ASHBURN — The Washington Redskins began game-week preparations Monday for the first time since last year’s playoff loss to the Green Bay Packers.
After a 9-7 regular season during which Washington did not beat a team with a winning record, the Packers loss exposed a number of holes in the Redskins’ roster, ones general manager Scot McCloughan spent the offseason vowing to fix.
McCloughan watched the playoff game from a box at FedEx Field alongside injured pass rusher Junior Galette. Galette said McCloughan lamented the lack of a pass rush late in the game, which could have turned the tide.
Packers quarterback Aaron Rodgers was contained well into the second quarter, but found his stride, and Green Bay delivered the back breaker in the second half when Eddie Lacy ran uncontained through the Redskins’ defense.
Now, nine months and two days after that loss, the Redskins again will face a quality opponent, this time hoping they’ve patched some of those holes.
“We learned a lot,” coach Jay Gruden said of the playoff loss. “We learned that we didn’t quite play our best game at a crucial time, and it’s something we have to try to grow into. We have to mature and get better and better at certain spots, and they were the better team at that time.
“Our goal is to make sure we continue to get better, so when that opportunity comes again, we’re ready for it, we take full advantage of it.”

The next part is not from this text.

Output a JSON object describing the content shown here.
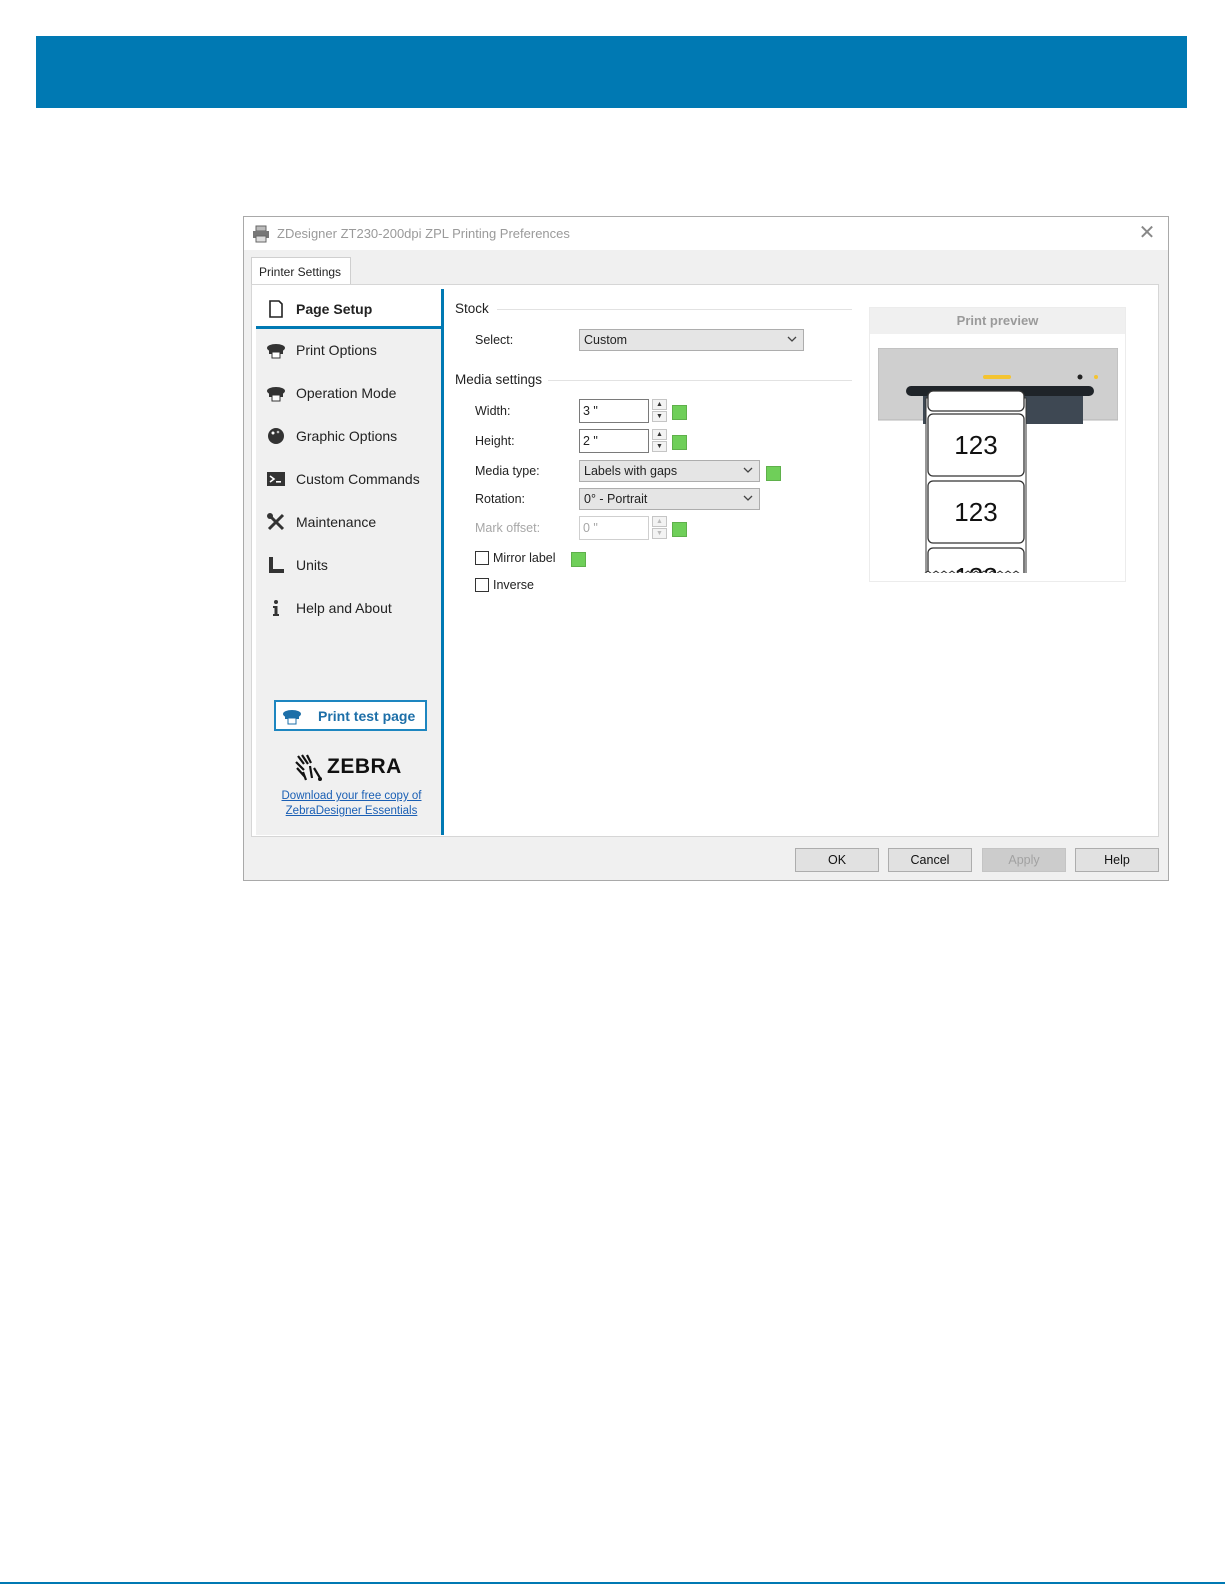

The defensive line has been overhauled, with Terrance Knighton, Jason Hatcher, Frank Kearse and Stephen Paea all gone.
However, the pass rush remains a work-in-progress. Galette was supposed to contribute, but tore his other Achilles the week before training camp and will again miss the season (he still has a locker at Redskins Park and is a part of the team).
Ryan Kerrigan seems like a sure thing, with second-year outside linebacker Preston Smith also flashing promise in the preseason.
Beyond those two, though, it remains to be seen whether the Redskins have another player who can reliably rush the passer, whether it’s Chris Baker, undrafted rookie Anthony Lanier or somebody else.
On offense, the Redskins’ passing attack had no issues, especially in the second half of the season.
Washington has built on that, but the run game, which was 30th in the league last year in yards per attempt (3.7), isn’t necessarily in a better spot.
Alfred Morris has left, but in his place is a collection of young players who are unproven at the NFL level, notwithstanding a pair of quality efforts from Matt Jones to start the 2015 season.
Those question marks linger, as the Redskins soon find out if they did enough to push themselves past last year’s playoff loss, something Gruden said has stuck with him since the game.
“We’re all sick about still,” he said. “If you’re a competitor and you lose at home in the playoffs, it’s something that you’ll never forget, and, hopefully, all our guys feel the same way as I do. Moving forward, it’s a great motivation for us.”